US4350220A (en) 1978-10-05 1982-09-21 Advanced Energy Systems Inc. Automotive drive system
US4308720A (en) 1979-11-13 1982-01-05 Pneumo Corporation Linear engine/hydraulic pump
US4441573A (en) 1980-09-04 1984-04-10 Advanced Energy Systems Inc. Fuel-efficient energy storage automotive drive system
US4402182A (en) * 1981-07-17 1983-09-06 Miller Hugo S Combined internal combustion and steam engine
US4803960A (en) 1987-06-01 1989-02-14 Koeppen Detlef Internal combustion engine, particularly, a free-piston engine
US5167292A (en) * 1988-03-25 1992-12-01 Auguste Moiroux Motive power unit for driving a hydrostatic transmission coupled to an internal combustion engine
US5464331A (en) * 1993-11-09 1995-11-07 Sawyer; James K. Engine and power output
US5957234A (en) * 1998-03-26 1999-09-28 Manor; Robert T. Compressed air powered motor vehicle
US6293231B1 (en) * 1999-09-29 2001-09-25 Ingo Valentin Free-piston internal combustion engine

Cited By (1)

* Cited by examiner, † Cited by third party
Publication number Priority date Publication date Assignee Title
WO2016167728A1 (en) * 2015-04-16 2016-10-20 Telahigue Mabrouk Engine

Similar Documents

Publication Publication Date Title
US3170406A (en) Free piston engine
US7353786B2 (en) Split-cycle air hybrid engine
US5375417A (en) Method of and means for driving a pneumatic engine
US3533429A (en) Pneumatically operated valve
US4781155A (en) Regeneratively acting two-stroke internal combustion engine
US5542382A (en) Dual compression and dual expansion internal combustion engine and method therefor
US4010611A (en) Compression-expansion power device
US5007385A (en) Crankless engine
US20050274334A1 (en) Energy storing engine
US5165368A (en) Internal combustion engine with variable compression ratio
US20120085302A1 (en) Variable compression ratio systems for opposed-piston and other internal combustion engines, and related methods of manufacture and use
US4097198A (en) Internal combustion assisted hydraulic engine
US4369021A (en) Free-piston engine pump
US6564762B2 (en) Gear train crankshaft
US4917054A (en) Six-stroke internal combustion engine
US20030136356A1 (en) Piston compressed turbine engine and control method thereof
US4382748A (en) Opposed piston type free piston engine pump unit
US6199520B1 (en) Two stroke engine with displacer
US5456219A (en) Dual compression and dual expansion internal combustion engine and method therefor
US6315265B1 (en) Variable valve timing actuator
US5012769A (en) Energy transfer unit having at least three adjacent piston members
US3065703A (en) Free piston engine pump
US20040025814A1 (en) Piston-in-piston variable compression ratio engine
US20100282225A1 (en) Air Supply for Components of a Split-Cycle Engine
US2168828A (en) Starting means for free piston motor compressors

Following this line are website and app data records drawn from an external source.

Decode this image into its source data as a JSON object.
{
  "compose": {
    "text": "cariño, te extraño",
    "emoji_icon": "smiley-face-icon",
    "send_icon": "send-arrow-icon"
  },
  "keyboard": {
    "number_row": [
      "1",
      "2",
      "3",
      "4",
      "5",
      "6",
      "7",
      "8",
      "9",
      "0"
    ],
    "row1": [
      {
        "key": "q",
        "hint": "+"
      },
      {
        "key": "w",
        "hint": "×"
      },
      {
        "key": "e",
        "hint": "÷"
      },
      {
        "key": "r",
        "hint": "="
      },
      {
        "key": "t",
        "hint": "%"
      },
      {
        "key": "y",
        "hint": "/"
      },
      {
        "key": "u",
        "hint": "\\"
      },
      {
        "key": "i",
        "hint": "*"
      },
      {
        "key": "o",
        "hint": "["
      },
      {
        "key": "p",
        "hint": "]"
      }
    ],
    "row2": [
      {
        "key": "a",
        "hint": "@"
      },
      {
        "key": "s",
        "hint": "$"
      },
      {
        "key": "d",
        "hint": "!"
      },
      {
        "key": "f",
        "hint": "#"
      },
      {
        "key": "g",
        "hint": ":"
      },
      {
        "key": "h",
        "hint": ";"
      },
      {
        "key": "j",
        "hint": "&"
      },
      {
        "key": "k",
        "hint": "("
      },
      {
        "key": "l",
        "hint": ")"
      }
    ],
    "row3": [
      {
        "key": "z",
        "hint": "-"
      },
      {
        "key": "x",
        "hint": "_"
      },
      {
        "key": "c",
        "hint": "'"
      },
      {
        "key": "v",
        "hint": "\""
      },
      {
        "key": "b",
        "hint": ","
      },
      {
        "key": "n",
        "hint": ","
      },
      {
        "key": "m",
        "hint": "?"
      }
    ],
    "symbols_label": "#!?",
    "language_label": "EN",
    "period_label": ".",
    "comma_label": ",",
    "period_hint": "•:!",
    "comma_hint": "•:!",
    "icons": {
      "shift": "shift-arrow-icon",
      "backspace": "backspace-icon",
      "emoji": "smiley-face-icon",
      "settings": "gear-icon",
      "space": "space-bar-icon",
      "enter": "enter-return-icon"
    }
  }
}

Legal Events

Date Code Title Description
FPAY Fee payment

Year of fee payment: 4